◆ WHAT YOU NEED TO DO
Go through the records below and count every line containing "work". Reply with the count alone.

◆ MATERIAL FOR THE TASK
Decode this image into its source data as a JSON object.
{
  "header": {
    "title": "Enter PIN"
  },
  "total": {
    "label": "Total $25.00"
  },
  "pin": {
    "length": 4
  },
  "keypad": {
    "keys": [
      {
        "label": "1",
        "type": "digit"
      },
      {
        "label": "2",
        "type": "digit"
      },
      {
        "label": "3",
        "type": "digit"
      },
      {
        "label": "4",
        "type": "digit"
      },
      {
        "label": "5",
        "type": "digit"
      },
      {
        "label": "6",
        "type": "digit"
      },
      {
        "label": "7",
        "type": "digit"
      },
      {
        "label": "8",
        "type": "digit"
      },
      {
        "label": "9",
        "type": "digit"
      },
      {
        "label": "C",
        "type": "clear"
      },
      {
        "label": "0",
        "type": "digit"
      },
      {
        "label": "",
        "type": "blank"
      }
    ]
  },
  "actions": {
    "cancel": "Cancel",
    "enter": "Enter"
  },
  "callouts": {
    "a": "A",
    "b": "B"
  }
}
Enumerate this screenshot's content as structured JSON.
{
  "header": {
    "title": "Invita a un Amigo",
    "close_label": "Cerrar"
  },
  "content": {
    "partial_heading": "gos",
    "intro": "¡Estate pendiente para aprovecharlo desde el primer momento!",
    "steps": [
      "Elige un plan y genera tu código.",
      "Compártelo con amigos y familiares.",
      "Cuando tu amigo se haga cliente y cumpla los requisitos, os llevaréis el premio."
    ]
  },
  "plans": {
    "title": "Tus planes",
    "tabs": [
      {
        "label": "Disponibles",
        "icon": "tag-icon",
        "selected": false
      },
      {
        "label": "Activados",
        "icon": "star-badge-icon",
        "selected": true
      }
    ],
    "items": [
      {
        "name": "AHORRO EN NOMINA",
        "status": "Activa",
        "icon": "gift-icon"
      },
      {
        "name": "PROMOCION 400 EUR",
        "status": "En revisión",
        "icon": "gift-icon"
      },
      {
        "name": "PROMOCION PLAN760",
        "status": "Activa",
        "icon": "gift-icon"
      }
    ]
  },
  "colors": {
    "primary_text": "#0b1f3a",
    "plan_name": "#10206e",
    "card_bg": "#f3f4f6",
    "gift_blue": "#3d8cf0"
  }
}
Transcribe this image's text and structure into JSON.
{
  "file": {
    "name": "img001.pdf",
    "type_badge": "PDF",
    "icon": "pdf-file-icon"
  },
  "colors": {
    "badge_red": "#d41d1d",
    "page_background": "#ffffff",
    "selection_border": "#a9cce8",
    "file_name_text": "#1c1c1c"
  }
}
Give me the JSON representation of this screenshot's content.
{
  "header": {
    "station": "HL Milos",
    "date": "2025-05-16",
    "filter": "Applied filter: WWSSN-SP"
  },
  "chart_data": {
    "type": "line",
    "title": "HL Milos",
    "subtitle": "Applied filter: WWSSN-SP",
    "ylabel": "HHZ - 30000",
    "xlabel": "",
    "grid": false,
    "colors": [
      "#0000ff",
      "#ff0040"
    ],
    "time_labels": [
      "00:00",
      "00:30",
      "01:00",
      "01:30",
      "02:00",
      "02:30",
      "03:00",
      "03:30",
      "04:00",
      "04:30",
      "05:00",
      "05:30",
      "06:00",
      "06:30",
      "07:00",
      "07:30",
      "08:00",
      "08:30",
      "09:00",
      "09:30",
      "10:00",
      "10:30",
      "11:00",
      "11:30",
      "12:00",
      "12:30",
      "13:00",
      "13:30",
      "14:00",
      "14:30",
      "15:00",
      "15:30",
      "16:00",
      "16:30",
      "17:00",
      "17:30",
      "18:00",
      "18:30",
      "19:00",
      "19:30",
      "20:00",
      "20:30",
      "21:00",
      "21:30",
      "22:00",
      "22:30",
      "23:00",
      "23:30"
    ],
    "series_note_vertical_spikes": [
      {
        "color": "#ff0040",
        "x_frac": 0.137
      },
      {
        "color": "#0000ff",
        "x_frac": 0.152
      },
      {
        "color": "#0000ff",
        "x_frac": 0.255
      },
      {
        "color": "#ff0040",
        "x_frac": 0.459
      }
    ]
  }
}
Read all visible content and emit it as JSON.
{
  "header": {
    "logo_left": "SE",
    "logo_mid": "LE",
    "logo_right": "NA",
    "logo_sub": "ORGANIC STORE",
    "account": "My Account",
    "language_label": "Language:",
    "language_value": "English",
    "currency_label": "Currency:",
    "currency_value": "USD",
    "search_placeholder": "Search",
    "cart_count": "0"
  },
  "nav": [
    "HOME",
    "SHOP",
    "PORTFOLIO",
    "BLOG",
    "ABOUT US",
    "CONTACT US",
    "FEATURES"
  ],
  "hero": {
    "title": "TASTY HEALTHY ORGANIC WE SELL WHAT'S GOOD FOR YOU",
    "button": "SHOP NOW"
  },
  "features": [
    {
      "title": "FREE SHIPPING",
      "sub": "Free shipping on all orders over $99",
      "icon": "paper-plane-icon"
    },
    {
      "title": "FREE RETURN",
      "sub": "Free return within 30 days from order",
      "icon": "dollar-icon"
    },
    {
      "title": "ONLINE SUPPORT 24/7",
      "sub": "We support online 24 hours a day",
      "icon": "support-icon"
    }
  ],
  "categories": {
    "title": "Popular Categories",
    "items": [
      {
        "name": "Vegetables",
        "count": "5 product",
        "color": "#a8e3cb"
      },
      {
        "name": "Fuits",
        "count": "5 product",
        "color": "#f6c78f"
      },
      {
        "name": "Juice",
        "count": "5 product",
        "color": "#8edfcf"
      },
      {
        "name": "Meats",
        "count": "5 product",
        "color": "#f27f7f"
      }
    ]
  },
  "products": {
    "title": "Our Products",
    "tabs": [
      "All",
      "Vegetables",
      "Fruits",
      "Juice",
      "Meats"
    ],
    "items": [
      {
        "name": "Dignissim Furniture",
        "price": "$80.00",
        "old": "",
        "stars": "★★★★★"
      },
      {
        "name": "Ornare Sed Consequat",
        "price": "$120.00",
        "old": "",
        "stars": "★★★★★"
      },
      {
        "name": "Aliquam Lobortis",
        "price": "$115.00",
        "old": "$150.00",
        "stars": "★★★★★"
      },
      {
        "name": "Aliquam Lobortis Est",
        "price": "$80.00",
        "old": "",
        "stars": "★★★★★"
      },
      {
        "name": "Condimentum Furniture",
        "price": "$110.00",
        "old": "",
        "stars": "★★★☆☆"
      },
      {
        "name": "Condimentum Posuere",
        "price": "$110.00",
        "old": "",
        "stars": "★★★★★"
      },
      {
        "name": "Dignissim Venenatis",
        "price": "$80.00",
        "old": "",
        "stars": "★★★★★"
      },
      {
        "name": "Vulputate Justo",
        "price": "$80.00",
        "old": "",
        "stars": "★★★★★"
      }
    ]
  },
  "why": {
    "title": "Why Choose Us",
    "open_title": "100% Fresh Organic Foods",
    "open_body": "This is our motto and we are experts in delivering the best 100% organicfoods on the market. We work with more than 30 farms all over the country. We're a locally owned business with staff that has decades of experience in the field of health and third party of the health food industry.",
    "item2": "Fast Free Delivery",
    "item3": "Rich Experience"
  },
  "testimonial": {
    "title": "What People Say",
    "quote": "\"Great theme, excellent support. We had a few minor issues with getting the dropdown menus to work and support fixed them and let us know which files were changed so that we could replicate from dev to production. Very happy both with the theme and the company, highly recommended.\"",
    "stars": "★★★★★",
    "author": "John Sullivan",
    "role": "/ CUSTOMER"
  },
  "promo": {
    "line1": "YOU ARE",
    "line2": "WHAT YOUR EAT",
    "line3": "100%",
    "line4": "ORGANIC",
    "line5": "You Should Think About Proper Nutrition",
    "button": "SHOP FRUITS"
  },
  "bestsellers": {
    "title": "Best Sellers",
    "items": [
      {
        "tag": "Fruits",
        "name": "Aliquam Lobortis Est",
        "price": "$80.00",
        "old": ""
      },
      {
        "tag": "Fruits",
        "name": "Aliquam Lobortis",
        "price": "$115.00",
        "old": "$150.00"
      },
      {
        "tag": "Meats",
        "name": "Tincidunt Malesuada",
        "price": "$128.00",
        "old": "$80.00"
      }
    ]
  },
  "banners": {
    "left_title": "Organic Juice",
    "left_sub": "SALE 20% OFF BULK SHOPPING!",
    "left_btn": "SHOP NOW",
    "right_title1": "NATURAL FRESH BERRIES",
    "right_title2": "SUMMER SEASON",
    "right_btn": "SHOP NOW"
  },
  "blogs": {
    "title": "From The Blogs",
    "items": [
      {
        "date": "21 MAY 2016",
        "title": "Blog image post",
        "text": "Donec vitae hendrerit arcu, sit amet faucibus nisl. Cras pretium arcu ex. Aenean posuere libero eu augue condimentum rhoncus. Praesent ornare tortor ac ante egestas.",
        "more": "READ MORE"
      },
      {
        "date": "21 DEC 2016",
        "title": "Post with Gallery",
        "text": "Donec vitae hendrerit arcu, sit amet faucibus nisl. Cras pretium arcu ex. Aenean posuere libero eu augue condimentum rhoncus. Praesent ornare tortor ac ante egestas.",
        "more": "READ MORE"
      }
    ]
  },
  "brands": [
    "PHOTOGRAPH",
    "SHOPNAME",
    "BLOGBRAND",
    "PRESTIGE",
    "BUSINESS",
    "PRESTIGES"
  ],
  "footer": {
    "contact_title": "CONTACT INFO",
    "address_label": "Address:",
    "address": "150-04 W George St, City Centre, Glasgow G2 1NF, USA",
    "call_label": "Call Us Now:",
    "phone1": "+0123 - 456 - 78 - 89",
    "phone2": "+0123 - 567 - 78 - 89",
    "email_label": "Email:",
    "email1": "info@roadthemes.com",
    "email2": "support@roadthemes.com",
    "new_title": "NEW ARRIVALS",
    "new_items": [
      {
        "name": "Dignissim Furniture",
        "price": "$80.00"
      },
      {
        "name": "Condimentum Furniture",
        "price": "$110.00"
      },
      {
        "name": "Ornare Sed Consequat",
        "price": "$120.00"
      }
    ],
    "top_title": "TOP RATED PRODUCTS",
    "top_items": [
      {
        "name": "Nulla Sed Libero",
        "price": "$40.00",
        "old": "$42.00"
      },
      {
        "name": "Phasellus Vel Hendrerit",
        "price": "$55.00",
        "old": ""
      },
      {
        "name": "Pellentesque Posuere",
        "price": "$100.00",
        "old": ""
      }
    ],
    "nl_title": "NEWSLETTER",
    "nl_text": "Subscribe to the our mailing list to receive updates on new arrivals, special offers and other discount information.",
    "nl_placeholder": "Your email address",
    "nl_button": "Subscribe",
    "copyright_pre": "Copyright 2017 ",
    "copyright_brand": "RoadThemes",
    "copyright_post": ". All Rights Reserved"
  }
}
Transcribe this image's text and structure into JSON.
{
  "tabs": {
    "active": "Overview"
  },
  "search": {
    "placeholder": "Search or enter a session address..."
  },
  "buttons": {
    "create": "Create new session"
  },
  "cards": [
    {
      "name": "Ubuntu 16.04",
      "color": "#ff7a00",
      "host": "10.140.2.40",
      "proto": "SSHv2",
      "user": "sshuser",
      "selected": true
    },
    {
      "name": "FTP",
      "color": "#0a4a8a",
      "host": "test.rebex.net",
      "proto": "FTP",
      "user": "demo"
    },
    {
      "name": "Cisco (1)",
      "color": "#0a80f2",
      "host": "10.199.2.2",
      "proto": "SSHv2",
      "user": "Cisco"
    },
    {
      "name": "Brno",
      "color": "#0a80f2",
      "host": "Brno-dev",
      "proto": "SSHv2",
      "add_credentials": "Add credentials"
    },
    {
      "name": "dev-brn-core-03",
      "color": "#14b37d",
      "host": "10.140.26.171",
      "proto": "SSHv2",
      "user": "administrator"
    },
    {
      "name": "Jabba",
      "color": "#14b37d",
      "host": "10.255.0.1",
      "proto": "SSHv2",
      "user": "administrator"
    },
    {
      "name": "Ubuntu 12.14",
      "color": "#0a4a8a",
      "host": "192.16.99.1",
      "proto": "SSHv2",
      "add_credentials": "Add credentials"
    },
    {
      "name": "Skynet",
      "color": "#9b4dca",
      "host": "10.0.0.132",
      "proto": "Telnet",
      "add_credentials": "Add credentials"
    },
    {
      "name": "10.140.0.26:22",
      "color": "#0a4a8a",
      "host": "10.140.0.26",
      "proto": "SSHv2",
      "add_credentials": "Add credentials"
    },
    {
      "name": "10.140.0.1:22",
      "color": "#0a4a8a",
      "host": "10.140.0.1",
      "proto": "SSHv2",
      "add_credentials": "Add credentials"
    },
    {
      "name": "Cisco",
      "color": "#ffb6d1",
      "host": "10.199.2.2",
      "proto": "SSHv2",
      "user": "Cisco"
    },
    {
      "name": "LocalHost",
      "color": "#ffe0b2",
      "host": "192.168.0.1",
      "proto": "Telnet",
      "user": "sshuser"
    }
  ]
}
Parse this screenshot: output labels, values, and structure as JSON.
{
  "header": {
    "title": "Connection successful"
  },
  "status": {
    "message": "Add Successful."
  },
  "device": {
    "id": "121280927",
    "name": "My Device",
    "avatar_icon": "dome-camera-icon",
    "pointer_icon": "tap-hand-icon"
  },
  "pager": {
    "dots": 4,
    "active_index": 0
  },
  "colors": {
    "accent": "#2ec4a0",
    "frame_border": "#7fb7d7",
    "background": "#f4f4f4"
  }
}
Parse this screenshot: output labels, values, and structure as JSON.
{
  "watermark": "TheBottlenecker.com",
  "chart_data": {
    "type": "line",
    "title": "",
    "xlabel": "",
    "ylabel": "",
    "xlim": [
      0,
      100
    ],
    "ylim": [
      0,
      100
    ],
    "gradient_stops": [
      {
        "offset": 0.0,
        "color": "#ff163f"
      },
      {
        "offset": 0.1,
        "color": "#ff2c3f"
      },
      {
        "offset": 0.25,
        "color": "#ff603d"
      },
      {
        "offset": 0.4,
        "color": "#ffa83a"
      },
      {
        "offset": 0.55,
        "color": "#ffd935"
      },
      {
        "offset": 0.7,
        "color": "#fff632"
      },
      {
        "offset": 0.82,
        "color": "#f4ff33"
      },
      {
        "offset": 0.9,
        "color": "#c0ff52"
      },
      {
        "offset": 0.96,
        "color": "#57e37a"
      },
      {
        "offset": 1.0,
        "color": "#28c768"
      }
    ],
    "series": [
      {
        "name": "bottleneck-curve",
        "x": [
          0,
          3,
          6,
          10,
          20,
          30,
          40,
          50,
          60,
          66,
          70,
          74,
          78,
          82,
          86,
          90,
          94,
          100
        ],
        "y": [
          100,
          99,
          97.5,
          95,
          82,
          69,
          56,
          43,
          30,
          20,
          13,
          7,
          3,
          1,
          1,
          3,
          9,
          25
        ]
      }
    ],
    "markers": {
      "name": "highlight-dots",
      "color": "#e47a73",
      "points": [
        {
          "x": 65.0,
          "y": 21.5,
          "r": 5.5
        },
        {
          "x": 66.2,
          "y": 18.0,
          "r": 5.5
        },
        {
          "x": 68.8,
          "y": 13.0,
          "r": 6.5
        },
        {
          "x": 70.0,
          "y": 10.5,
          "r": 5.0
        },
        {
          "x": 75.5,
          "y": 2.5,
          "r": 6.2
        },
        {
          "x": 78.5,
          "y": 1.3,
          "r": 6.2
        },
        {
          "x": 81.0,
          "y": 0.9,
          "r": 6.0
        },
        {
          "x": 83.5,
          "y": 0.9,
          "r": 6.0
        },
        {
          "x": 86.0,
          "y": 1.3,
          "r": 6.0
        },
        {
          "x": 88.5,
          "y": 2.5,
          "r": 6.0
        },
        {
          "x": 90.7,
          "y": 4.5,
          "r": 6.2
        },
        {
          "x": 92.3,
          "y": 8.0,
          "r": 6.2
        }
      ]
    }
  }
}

◆ EXERCISE RESULT
2